Plato’s chora - a receptacle, a space, a location for the soul - is that what we see in photographs that are supposed to represent the astral body? Is the soul and the astral body one and the same thing? A transpersonal body through which metaphysics slips back in to the psyche of today? Or, is the chora a receptacle for the unconscious that grounds the psyche in the physical body, as in Kristeva’s reworking of the concept? Let us remember that not only the notions of a soul or an astral body are theoretical speculations, but that the unconscious and the psyche are theories as well: they are different approaches to the understanding of the mystery of our inner world(s) that are reflective of different times rather than truth. In the light of the theoretical shift over the years, it is tempting to see the chora as a receptacle where the soul of spirituality and the psyche of psychoanalysis intersect and thus where a transpersonal body verging on a virtual body and the sexual body blend, merge, mate, dissolve in a novel psychic economy.
Would this novel psyche then exist independently of its surroundings? No, psychoanalytic experience has taught us that the psyche is an open-ended structure that is continuously (re)constituted in the interaction with others. It is the place where the body, language and the Other meet, the crossroads of “my” subjectivity where I am a speaking body. The concept of the Other might however need to be enlarged to include the transpersonal body, or it might be the very lack in the Other, the gaze, that posits the astral, transpersonal body which, following the psychoanalytic logic, would be no self-contained metaphysical entity but rather an open-ended structure pointing towards the interrelatedness of people, events and so on, you know what they say about the flutter of a butterfly…
Shades of Cogs shows an array a mapping a new media reading of texts published in the ‘old’ media print. The readings speaks about the indeterminacy and ex-stasis of signs, of mappings and structural frameworks. And music.
By happy coincidence, and despite his ambivalent relation to music, the string instrument kora resounds in Plato’s concept the chora, which he sees as a receptacle for the soul.
By happy coincidence, the string instrument kora resounds in Julia Kristeva’s rereading of the chora as the semiotic chora, a receptacle for the unconscious that embodies our being in the world.
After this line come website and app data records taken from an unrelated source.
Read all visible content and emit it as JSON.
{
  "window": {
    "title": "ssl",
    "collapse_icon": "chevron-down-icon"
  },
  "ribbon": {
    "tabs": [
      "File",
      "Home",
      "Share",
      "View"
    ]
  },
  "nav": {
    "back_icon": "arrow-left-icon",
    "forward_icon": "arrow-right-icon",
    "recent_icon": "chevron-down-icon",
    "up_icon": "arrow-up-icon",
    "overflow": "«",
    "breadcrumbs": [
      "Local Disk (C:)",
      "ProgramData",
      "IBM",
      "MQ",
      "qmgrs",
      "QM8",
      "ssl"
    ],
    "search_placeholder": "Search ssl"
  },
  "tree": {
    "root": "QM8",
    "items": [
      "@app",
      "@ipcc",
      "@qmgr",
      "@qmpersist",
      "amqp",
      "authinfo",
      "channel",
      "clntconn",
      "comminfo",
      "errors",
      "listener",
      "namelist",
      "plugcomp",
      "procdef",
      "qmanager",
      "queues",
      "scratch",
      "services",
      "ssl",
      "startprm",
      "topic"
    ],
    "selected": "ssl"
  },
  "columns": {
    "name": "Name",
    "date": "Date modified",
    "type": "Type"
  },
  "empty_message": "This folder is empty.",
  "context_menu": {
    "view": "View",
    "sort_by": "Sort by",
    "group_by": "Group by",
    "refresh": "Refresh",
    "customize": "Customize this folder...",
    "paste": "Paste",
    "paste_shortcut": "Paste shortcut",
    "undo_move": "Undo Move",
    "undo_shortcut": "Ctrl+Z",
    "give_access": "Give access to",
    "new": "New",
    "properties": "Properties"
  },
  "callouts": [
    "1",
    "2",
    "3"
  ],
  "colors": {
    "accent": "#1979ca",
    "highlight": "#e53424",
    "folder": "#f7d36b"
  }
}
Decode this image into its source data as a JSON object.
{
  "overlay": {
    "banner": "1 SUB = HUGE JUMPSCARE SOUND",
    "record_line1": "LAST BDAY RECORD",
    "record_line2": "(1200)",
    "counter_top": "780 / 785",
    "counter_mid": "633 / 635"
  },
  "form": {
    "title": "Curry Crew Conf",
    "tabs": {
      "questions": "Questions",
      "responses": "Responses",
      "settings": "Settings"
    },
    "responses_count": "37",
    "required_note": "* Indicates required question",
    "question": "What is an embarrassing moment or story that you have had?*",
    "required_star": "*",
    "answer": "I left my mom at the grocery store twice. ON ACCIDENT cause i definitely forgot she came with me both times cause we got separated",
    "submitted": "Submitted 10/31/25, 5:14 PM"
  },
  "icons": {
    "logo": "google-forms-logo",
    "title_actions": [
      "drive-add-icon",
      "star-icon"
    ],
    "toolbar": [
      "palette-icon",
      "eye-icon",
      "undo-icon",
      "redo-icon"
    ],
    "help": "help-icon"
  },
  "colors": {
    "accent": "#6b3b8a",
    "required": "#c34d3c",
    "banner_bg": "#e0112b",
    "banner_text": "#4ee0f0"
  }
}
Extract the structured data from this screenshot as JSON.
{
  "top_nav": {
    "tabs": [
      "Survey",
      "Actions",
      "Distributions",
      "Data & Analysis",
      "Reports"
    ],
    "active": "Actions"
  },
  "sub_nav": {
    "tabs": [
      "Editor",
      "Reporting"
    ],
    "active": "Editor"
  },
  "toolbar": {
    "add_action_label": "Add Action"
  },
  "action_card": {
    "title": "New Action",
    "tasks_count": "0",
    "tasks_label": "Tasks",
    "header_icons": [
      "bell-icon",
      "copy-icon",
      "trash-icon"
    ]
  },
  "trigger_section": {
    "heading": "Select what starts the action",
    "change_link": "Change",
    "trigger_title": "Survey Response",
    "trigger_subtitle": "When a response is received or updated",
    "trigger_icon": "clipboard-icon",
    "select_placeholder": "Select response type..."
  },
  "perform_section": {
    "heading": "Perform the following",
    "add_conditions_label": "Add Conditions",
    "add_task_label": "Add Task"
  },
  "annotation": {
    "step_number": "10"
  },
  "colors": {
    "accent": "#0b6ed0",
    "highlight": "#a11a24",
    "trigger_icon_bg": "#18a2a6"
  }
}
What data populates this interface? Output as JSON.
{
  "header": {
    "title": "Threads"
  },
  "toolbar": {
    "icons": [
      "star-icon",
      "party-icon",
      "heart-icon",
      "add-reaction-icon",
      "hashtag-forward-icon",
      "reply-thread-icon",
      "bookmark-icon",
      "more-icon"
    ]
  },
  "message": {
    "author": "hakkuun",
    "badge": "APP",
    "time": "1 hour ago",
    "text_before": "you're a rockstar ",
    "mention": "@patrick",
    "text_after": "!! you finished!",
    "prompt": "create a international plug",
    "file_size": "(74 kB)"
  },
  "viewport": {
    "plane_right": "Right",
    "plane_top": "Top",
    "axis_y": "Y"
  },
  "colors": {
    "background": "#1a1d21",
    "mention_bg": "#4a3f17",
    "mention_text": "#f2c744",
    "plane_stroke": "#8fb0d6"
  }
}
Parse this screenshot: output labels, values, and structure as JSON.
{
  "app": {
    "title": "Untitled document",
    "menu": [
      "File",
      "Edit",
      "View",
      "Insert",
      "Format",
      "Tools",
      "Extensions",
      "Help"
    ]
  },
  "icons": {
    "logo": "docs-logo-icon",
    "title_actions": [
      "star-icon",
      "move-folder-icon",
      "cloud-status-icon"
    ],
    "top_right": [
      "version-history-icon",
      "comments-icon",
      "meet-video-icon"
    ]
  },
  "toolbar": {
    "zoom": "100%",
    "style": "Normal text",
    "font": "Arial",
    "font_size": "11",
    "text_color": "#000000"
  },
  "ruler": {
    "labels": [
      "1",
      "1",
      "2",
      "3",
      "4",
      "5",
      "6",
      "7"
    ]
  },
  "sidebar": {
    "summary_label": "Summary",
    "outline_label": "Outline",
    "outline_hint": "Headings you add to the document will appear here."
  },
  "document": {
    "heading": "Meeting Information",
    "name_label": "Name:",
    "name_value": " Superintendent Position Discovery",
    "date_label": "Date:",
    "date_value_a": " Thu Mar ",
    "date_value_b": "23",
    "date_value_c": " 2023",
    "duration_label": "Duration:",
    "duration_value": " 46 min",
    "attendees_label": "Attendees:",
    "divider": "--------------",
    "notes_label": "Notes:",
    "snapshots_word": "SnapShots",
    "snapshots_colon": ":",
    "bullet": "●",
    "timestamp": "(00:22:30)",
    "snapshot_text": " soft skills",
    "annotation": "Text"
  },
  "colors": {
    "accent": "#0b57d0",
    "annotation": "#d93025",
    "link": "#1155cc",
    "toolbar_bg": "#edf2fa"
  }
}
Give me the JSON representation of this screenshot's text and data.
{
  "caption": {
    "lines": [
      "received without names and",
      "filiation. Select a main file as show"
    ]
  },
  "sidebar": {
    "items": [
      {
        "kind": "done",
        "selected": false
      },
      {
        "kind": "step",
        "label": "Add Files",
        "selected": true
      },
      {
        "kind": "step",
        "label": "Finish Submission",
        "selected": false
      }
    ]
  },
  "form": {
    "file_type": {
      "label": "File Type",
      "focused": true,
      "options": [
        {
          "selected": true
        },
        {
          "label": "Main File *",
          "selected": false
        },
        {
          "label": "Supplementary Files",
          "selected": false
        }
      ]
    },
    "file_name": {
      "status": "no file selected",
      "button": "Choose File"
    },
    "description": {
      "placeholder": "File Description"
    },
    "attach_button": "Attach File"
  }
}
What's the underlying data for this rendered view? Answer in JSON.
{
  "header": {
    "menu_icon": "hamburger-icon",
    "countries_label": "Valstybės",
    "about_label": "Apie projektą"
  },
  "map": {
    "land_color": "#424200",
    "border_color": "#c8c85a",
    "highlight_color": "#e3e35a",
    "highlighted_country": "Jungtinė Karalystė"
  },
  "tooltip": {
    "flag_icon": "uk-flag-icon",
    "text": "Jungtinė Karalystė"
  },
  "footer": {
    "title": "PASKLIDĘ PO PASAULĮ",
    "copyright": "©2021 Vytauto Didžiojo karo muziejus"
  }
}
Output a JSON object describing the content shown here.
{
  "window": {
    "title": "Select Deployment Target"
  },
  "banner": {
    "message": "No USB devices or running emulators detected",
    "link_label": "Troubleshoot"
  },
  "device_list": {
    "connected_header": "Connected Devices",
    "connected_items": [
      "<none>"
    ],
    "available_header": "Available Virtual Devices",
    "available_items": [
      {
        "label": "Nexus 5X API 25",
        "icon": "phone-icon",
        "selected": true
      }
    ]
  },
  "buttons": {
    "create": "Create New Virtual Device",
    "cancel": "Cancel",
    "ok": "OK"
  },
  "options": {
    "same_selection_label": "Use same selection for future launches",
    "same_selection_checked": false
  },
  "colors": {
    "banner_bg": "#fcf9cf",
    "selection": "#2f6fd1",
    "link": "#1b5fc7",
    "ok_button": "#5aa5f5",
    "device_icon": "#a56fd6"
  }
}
And this chora, this otherness, can be heard in the rhythms of our language, in the body’s movement…, and in the compositions we create.